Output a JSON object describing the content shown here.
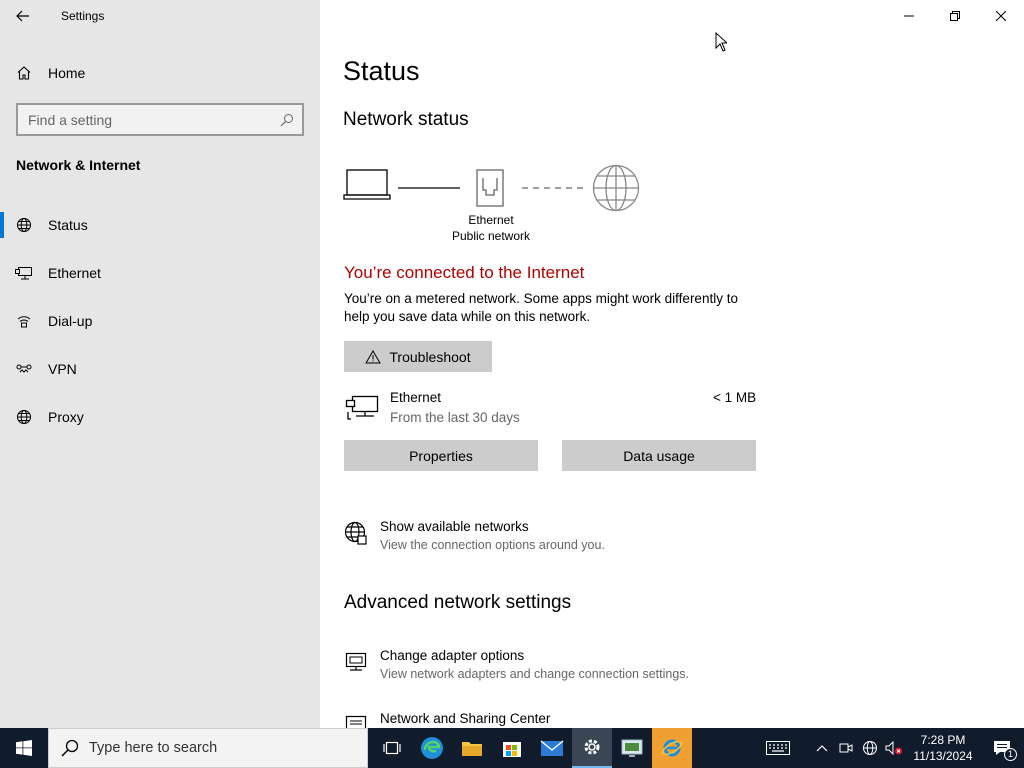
{
  "window": {
    "title": "Settings"
  },
  "sidebar": {
    "home_label": "Home",
    "search_placeholder": "Find a setting",
    "section_title": "Network & Internet",
    "items": [
      {
        "label": "Status",
        "icon": "globe-icon"
      },
      {
        "label": "Ethernet",
        "icon": "ethernet-icon"
      },
      {
        "label": "Dial-up",
        "icon": "dialup-icon"
      },
      {
        "label": "VPN",
        "icon": "vpn-icon"
      },
      {
        "label": "Proxy",
        "icon": "globe-icon"
      }
    ],
    "active_item": "Status"
  },
  "main": {
    "title": "Status",
    "network_status_heading": "Network status",
    "diagram": {
      "adapter_name": "Ethernet",
      "network_type": "Public network"
    },
    "connected_text": "You’re connected to the Internet",
    "metered_text": "You’re on a metered network. Some apps might work differently to help you save data while on this network.",
    "troubleshoot_label": "Troubleshoot",
    "ethernet": {
      "name": "Ethernet",
      "period": "From the last 30 days",
      "usage": "< 1 MB"
    },
    "properties_label": "Properties",
    "data_usage_label": "Data usage",
    "show_networks": {
      "title": "Show available networks",
      "subtitle": "View the connection options around you."
    },
    "advanced_heading": "Advanced network settings",
    "change_adapter": {
      "title": "Change adapter options",
      "subtitle": "View network adapters and change connection settings."
    },
    "sharing_center": {
      "title": "Network and Sharing Center"
    },
    "accent_color": "#0078d7",
    "connected_color": "#b20000"
  },
  "taskbar": {
    "search_placeholder": "Type here to search",
    "time": "7:28 PM",
    "date": "11/13/2024",
    "notification_count": "1"
  }
}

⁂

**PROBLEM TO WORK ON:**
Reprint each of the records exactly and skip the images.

**OUTPUT OF THE TASK:**
Output a JSON object describing the content shown here.
{
  "window": {
    "title": "Settings"
  },
  "sidebar": {
    "home_label": "Home",
    "search_placeholder": "Find a setting",
    "section_title": "Network & Internet",
    "items": [
      {
        "label": "Status",
        "icon": "globe-icon"
      },
      {
        "label": "Ethernet",
        "icon": "ethernet-icon"
      },
      {
        "label": "Dial-up",
        "icon": "dialup-icon"
      },
      {
        "label": "VPN",
        "icon": "vpn-icon"
      },
      {
        "label": "Proxy",
        "icon": "globe-icon"
      }
    ],
    "active_item": "Status"
  },
  "main": {
    "title": "Status",
    "network_status_heading": "Network status",
    "diagram": {
      "adapter_name": "Ethernet",
      "network_type": "Public network"
    },
    "connected_text": "You’re connected to the Internet",
    "metered_text": "You’re on a metered network. Some apps might work differently to help you save data while on this network.",
    "troubleshoot_label": "Troubleshoot",
    "ethernet": {
      "name": "Ethernet",
      "period": "From the last 30 days",
      "usage": "< 1 MB"
    },
    "properties_label": "Properties",
    "data_usage_label": "Data usage",
    "show_networks": {
      "title": "Show available networks",
      "subtitle": "View the connection options around you."
    },
    "advanced_heading": "Advanced network settings",
    "change_adapter": {
      "title": "Change adapter options",
      "subtitle": "View network adapters and change connection settings."
    },
    "sharing_center": {
      "title": "Network and Sharing Center"
    },
    "accent_color": "#0078d7",
    "connected_color": "#b20000"
  },
  "taskbar": {
    "search_placeholder": "Type here to search",
    "time": "7:28 PM",
    "date": "11/13/2024",
    "notification_count": "1"
  }
}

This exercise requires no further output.